** INPUT DATA follows **

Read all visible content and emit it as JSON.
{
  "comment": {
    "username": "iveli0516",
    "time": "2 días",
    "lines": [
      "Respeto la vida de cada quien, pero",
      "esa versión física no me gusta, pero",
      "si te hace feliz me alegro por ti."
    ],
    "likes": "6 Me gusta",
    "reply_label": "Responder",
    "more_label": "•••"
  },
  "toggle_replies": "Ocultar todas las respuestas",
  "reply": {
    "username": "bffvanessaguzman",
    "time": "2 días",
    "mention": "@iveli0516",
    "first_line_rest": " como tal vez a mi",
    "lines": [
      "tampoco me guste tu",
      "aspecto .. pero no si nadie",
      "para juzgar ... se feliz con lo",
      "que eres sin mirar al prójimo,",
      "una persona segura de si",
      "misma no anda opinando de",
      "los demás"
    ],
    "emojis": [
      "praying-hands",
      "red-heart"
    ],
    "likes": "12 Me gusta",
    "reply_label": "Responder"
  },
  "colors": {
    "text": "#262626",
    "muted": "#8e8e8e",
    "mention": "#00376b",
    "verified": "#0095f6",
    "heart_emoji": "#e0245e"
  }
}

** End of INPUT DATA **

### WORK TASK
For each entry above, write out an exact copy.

### TASK SOLUTION
Read all visible content and emit it as JSON.
{
  "comment": {
    "username": "iveli0516",
    "time": "2 días",
    "lines": [
      "Respeto la vida de cada quien, pero",
      "esa versión física no me gusta, pero",
      "si te hace feliz me alegro por ti."
    ],
    "likes": "6 Me gusta",
    "reply_label": "Responder",
    "more_label": "•••"
  },
  "toggle_replies": "Ocultar todas las respuestas",
  "reply": {
    "username": "bffvanessaguzman",
    "time": "2 días",
    "mention": "@iveli0516",
    "first_line_rest": " como tal vez a mi",
    "lines": [
      "tampoco me guste tu",
      "aspecto .. pero no si nadie",
      "para juzgar ... se feliz con lo",
      "que eres sin mirar al prójimo,",
      "una persona segura de si",
      "misma no anda opinando de",
      "los demás"
    ],
    "emojis": [
      "praying-hands",
      "red-heart"
    ],
    "likes": "12 Me gusta",
    "reply_label": "Responder"
  },
  "colors": {
    "text": "#262626",
    "muted": "#8e8e8e",
    "mention": "#00376b",
    "verified": "#0095f6",
    "heart_emoji": "#e0245e"
  }
}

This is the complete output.